- Recycle essays and re-use supplemental essays wisely. Remember, each question and/or supplement is separate and belongs to the individual college and you. The colleges do not communicate with each other, so you can use some of your essays over and over again, especially the longer ones and the optional activity statements. For example, you can see a way to use your University of Chicago Supplemental essays as your Boston College Supplement. Yet don’t be careless, and cut and paste a college specific essay into the wrong college.

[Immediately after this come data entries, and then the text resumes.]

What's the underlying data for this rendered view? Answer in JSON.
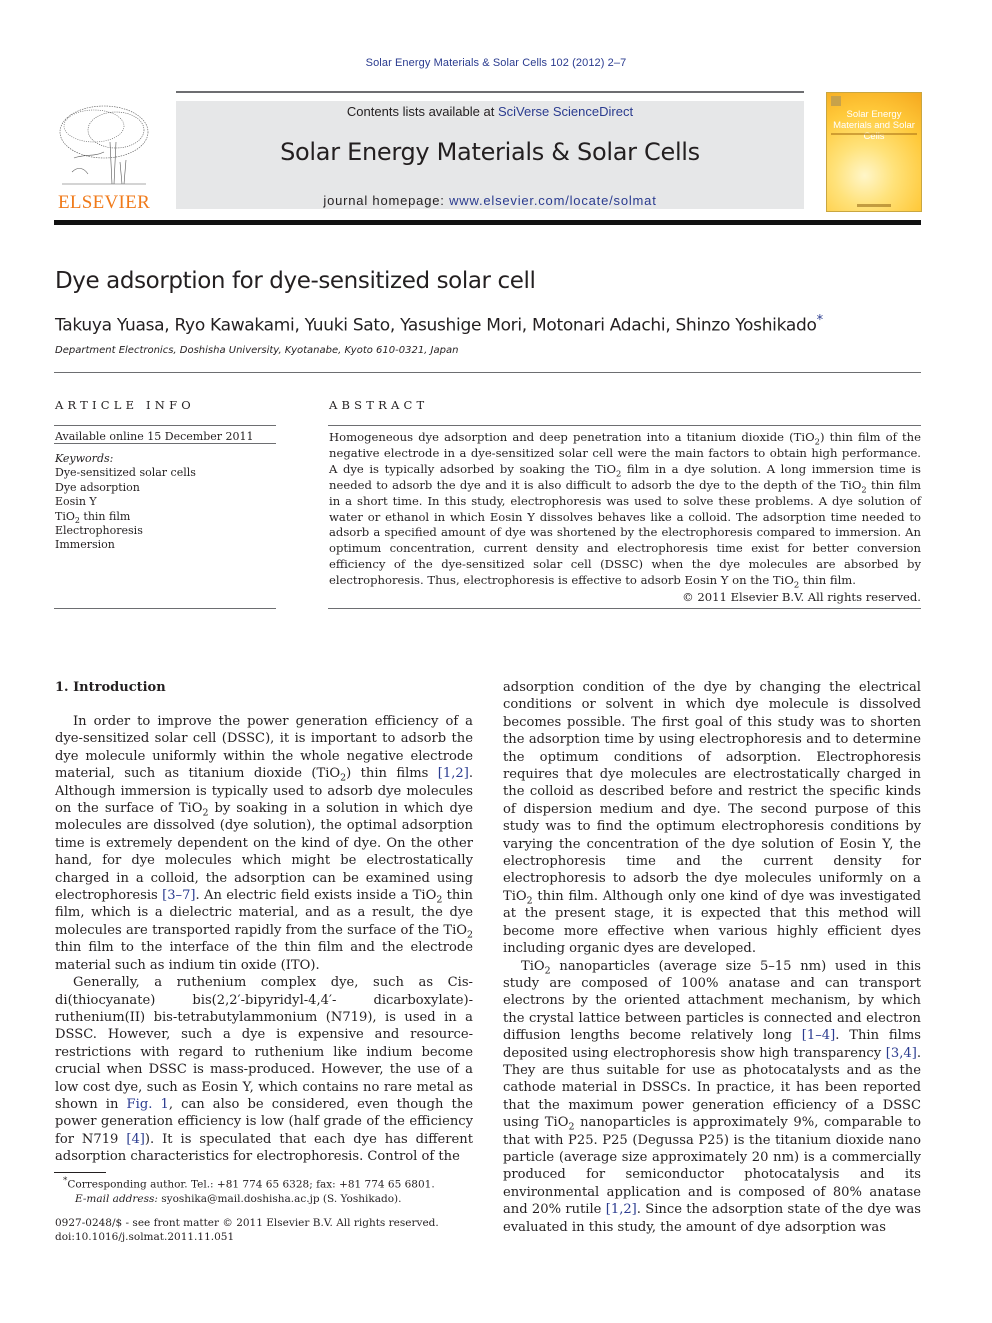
{
  "header": {
    "journal_ref": "Solar Energy Materials & Solar Cells 102 (2012) 2–7",
    "contents_prefix": "Contents lists available at ",
    "contents_link": "SciVerse ScienceDirect",
    "journal_name": "Solar Energy Materials & Solar Cells",
    "homepage_prefix": "journal homepage: ",
    "homepage_link": "www.elsevier.com/locate/solmat",
    "publisher_logo_text": "ELSEVIER",
    "cover_title": "Solar Energy Materials and Solar Cells",
    "icons": {
      "publisher_logo": "elsevier-tree-logo",
      "cover": "journal-cover-thumbnail"
    },
    "colors": {
      "link": "#2a3b8f",
      "publisher_orange": "#f07a1a",
      "masthead_bg": "#e6e7e8"
    }
  },
  "article": {
    "title": "Dye adsorption for dye-sensitized solar cell",
    "authors": "Takuya Yuasa, Ryo Kawakami, Yuuki Sato, Yasushige Mori, Motonari Adachi, Shinzo Yoshikado",
    "corresponding_mark": "*",
    "affiliation": "Department Electronics, Doshisha University, Kyotanabe, Kyoto 610-0321, Japan"
  },
  "article_info": {
    "heading": "ARTICLE INFO",
    "available_online": "Available online 15 December 2011",
    "keywords_label": "Keywords:",
    "keywords": [
      "Dye-sensitized solar cells",
      "Dye adsorption",
      "Eosin Y",
      "TiO2 thin film",
      "Electrophoresis",
      "Immersion"
    ]
  },
  "abstract": {
    "heading": "ABSTRACT",
    "text_parts": [
      "Homogeneous dye adsorption and deep penetration into a titanium dioxide (TiO",
      "2",
      ") thin film of the negative electrode in a dye-sensitized solar cell were the main factors to obtain high performance. A dye is typically adsorbed by soaking the TiO",
      "2",
      " film in a dye solution. A long immersion time is needed to adsorb the dye and it is also difficult to adsorb the dye to the depth of the TiO",
      "2",
      " thin film in a short time. In this study, electrophoresis was used to solve these problems. A dye solution of water or ethanol in which Eosin Y dissolves behaves like a colloid. The adsorption time needed to adsorb a specified amount of dye was shortened by the electrophoresis compared to immersion. An optimum concentration, current density and electrophoresis time exist for better conversion efficiency of the dye-sensitized solar cell (DSSC) when the dye molecules are absorbed by electrophoresis. Thus, electrophoresis is effective to adsorb Eosin Y on the TiO",
      "2",
      " thin film."
    ],
    "copyright": "© 2011 Elsevier B.V. All rights reserved."
  },
  "body": {
    "section_heading": "1.  Introduction",
    "left": {
      "p1": [
        "In order to improve the power generation efficiency of a dye-sensitized solar cell (DSSC), it is important to adsorb the dye molecule uniformly within the whole negative electrode material, such as titanium dioxide (TiO",
        "2",
        ") thin films ",
        "[1,2]",
        ". Although immersion is typically used to adsorb dye molecules on the surface of TiO",
        "2",
        " by soaking in a solution in which dye molecules are dissolved (dye solution), the optimal adsorption time is extremely dependent on the kind of dye. On the other hand, for dye molecules which might be electrostatically charged in a colloid, the adsorption can be examined using electrophoresis ",
        "[3–7]",
        ". An electric field exists inside a TiO",
        "2",
        " thin film, which is a dielectric material, and as a result, the dye molecules are transported rapidly from the surface of the TiO",
        "2",
        " thin film to the interface of the thin film and the electrode material such as indium tin oxide (ITO)."
      ],
      "p2": [
        "Generally, a ruthenium complex dye, such as Cis-di(thiocyanate) bis(2,2′-bipyridyl-4,4′- dicarboxylate)-ruthenium(II) bis-tetrabutylammonium (N719), is used in a DSSC. However, such a dye is expensive and resource-restrictions with regard to ruthenium like indium become crucial when DSSC is mass-produced. However, the use of a low cost dye, such as Eosin Y, which contains no rare metal as shown in ",
        "Fig. 1",
        ", can also be considered, even though the power generation efficiency is low (half grade of the efficiency for N719 ",
        "[4]",
        "). It is speculated that each dye has different adsorption characteristics for electrophoresis. Control of the"
      ]
    },
    "right": {
      "p1": "adsorption condition of the dye by changing the electrical conditions or solvent in which dye molecule is dissolved becomes possible. The first goal of this study was to shorten the adsorption time by using electrophoresis and to determine the optimum conditions of adsorption. Electrophoresis requires that dye molecules are electrostatically charged in the colloid as described before and restrict the specific kinds of dispersion medium and dye. The second purpose of this study was to find the optimum electrophoresis conditions by varying the concentration of the dye solution of Eosin Y, the electrophoresis time and the current density for electrophoresis to adsorb the dye molecules uniformly on a TiO",
      "p1_sub": "2",
      "p1_end": " thin film. Although only one kind of dye was investigated at the present stage, it is expected that this method will become more effective when various highly efficient dyes including organic dyes are developed.",
      "p2": [
        "TiO",
        "2",
        " nanoparticles (average size 5–15 nm) used in this study are composed of 100% anatase and can transport electrons by the oriented attachment mechanism, by which the crystal lattice between particles is connected and electron diffusion lengths become relatively long ",
        "[1–4]",
        ". Thin films deposited using electrophoresis show high transparency ",
        "[3,4]",
        ". They are thus suitable for use as photocatalysts and as the cathode material in DSSCs. In practice, it has been reported that the maximum power generation efficiency of a DSSC using TiO",
        "2",
        " nanoparticles is approximately 9%, comparable to that with P25. P25 (Degussa P25) is the titanium dioxide nano particle (average size approximately 20 nm) is a commercially produced for semiconductor photocatalysis and its environmental application and is composed of 80% anatase and 20% rutile ",
        "[1,2]",
        ". Since the adsorption state of the dye was evaluated in this study, the amount of dye adsorption was"
      ]
    }
  },
  "footnote": {
    "mark": "*",
    "line1": "Corresponding author. Tel.: +81 774 65 6328; fax: +81 774 65 6801.",
    "email_label": "E-mail address:",
    "email": " syoshika@mail.doshisha.ac.jp (S. Yoshikado)."
  },
  "front_matter": {
    "issn_line": "0927-0248/$ - see front matter © 2011 Elsevier B.V. All rights reserved.",
    "doi": "doi:10.1016/j.solmat.2011.11.051"
  }
}
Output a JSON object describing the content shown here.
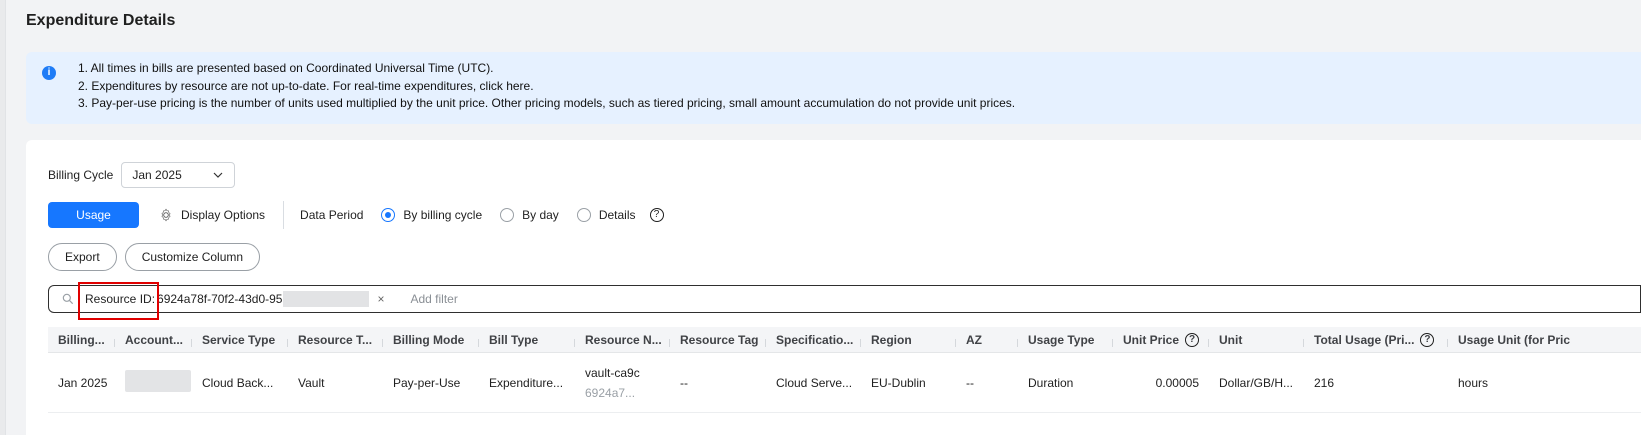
{
  "page": {
    "title": "Expenditure Details"
  },
  "info": {
    "lines": [
      "1. All times in bills are presented based on Coordinated Universal Time (UTC).",
      "2. Expenditures by resource are not up-to-date. For real-time expenditures, click here.",
      "3. Pay-per-use pricing is the number of units used multiplied by the unit price. Other pricing models, such as tiered pricing, small amount accumulation do not provide unit prices."
    ]
  },
  "billing": {
    "label": "Billing Cycle",
    "selected": "Jan 2025"
  },
  "controls": {
    "usage_label": "Usage",
    "display_options": "Display Options",
    "data_period_label": "Data Period",
    "radios": [
      {
        "label": "By billing cycle",
        "selected": true
      },
      {
        "label": "By day",
        "selected": false
      },
      {
        "label": "Details",
        "selected": false
      }
    ],
    "help": "?"
  },
  "actions": {
    "export": "Export",
    "customize": "Customize Column"
  },
  "filter": {
    "key": "Resource ID:",
    "value_prefix": "6924a78f-70f2-43d0-95",
    "clear": "×",
    "add_filter_placeholder": "Add filter"
  },
  "table": {
    "headers": [
      "Billing...",
      "Account...",
      "Service Type",
      "Resource T...",
      "Billing Mode",
      "Bill Type",
      "Resource N...",
      "Resource Tag",
      "Specificatio...",
      "Region",
      "AZ",
      "Usage Type",
      "Unit Price",
      "Unit",
      "Total Usage (Pri...",
      "Usage Unit (for Pric"
    ],
    "rows": [
      {
        "billing": "Jan 2025",
        "service_type": "Cloud Back...",
        "resource_type": "Vault",
        "billing_mode": "Pay-per-Use",
        "bill_type": "Expenditure...",
        "resource_name": "vault-ca9c",
        "resource_name_sub": "6924a7...",
        "resource_tag": "--",
        "specification": "Cloud Serve...",
        "region": "EU-Dublin",
        "az": "--",
        "usage_type": "Duration",
        "unit_price": "0.00005",
        "unit": "Dollar/GB/H...",
        "total_usage": "216",
        "usage_unit": "hours"
      }
    ]
  },
  "colors": {
    "primary": "#1677ff",
    "info_bg": "#e6f1ff",
    "highlight": "#e00000"
  }
}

- Prepare an activity statement. A short statement about one of your activities is now optional for colleges to use. In 2014-2015, these statements appear in different places, so be prepared by having two to three statements ready to go. The word limit will vary based on the college so have a short, medium, and long version. Focus on your leadership and initiative while also grounding your response in a specific story. Also some of these essays may lead to even better longer essays.
- Share more core qualities in college “Dating” essays. Many colleges have specific essays prompts geared around why you and the college are a good match. Read the specific word on these prompts. Give colleges what they want, a reason to ask you out and ideally propose. Some colleges want only academic information while others want an overall essay. Understand that if they have this prompt, they want to know how you will fit into their campuses. They don’t want mere recaps of what they know they offer. Think of how you can engage specifically on their campuses. Some campuses even send these essays out to professors or specific communities to read. Give specific examples from your visits, college fair talks with admissions officers, or emails with professors or current students. Let them picture you on their campuses by literally picturing yourself on their campus.
- Nothing is optional. Some colleges give you some optional essays. Do not ignore these options to offer new information. Each essay is a chance to share a new reason why you belong on that campus. Of course, don’t force yourself to answer an essay that doesn’t match
- Read college’s specific essay tips. Most colleges now have a variety of ways to communicate their views on college essays. Some even provide model essays, including, Johns Hopkins University, Carleton College, and Connecticut College. Others give great tips from The University of Michigan to Boston University. Read how colleges view the essays on their websites. College specific tips may help you write essays that you engage your admissions readers.
- Know the length and format of each college specific essay. You can submit essays in two ways—paste in or upload. The majority of colleges are using the “paste in” method. Some allow you to upload. All use word limits. Sadly, the text box does not always tell you the word limit even after you paste in. So you can experiment or save your time to write the essay by using our app: All College Application Essays. We provide each submission format—from whether it is required or optional, to word ranges, to submission methods.
- Use these additional essays to present even more powerful information about the additional ways you can enrich each college’s campus. You have plenty of time. Now get going. First buy our app and soon to be released website, All College Application Essays, and then start brainstorming and writing your college application essays. If for some reasons, you cannot afford the app, let us know and we can send you a gift certification to purchase it.